There are “people who go down and get fish from a friend’s farm and they don’t know what they have, or they fish with minnows .... Unless you have them from a reputable source, I don’t recommend using them. It’s a real good way to introduce some fish you may not want in a pond.”
Some problem fish include bullhead catfish, also called “mudcats” or “yellow-bellies.” They are “really annoying catfish, and they will overpopulate quickly and muddy up the water” by stirring up the sediment. Carp, buffalo and suckers compete for food with other fish and destroy their habitats.
“Crappies in general don’t thrive in smaller ponds. They’re really suited for larger acres. Perch “typically don’t do well in ponds, either,” he added.
“When people talk about their fishing quality being lousy, what they’re referring to is they have the wrong kind of fish, all the fish are the wrong size or they’re not catching enough of them.”
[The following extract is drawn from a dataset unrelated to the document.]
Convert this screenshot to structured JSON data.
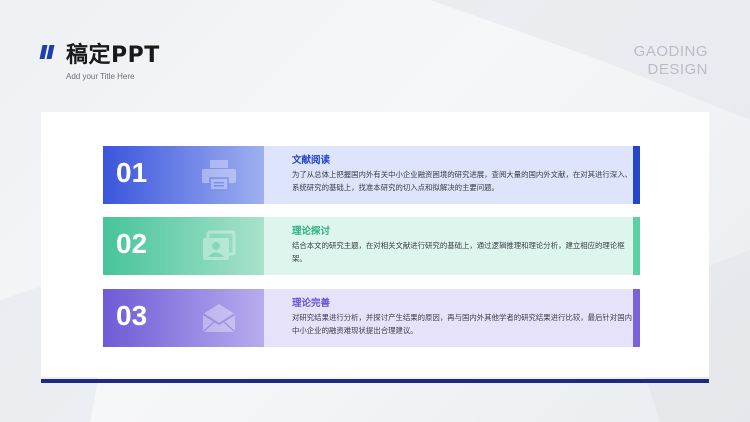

Ferris pointed out that if the fish aren’t growing and there are a lot of smaller ones, one of the problems may be too much vegetation, which “creates a lot of hiding places for those smaller fish and they don’t get fed on as much by bigger fish. If you suddenly take away the hiding places, the larger fish like bass have more to eat.
“From a fishing standpoint, we like to see a third of your shoreline with some sort of vegetation.”
Also, “if bluegill are too small, that tells me there are too many fish in the pond.” He suggests, “If you catch a bluegill, don’t throw it back. They can get out of hand really, really fast. What you’ll see is the ones that are left have plenty of food.
“Bass can also grow really fast. They should grow between three to four inches each year .... If you have too many fish and all the fish are small, think about getting some of them out of there. There’s only so much food in that pond.”
Diane Raver can be contacted at email@example.com or 812-934-4343, Ext. 114.
SECOND IN A TWO-PART SERIES • Part 1: Aquatic plant management and pond construction, Oct. 11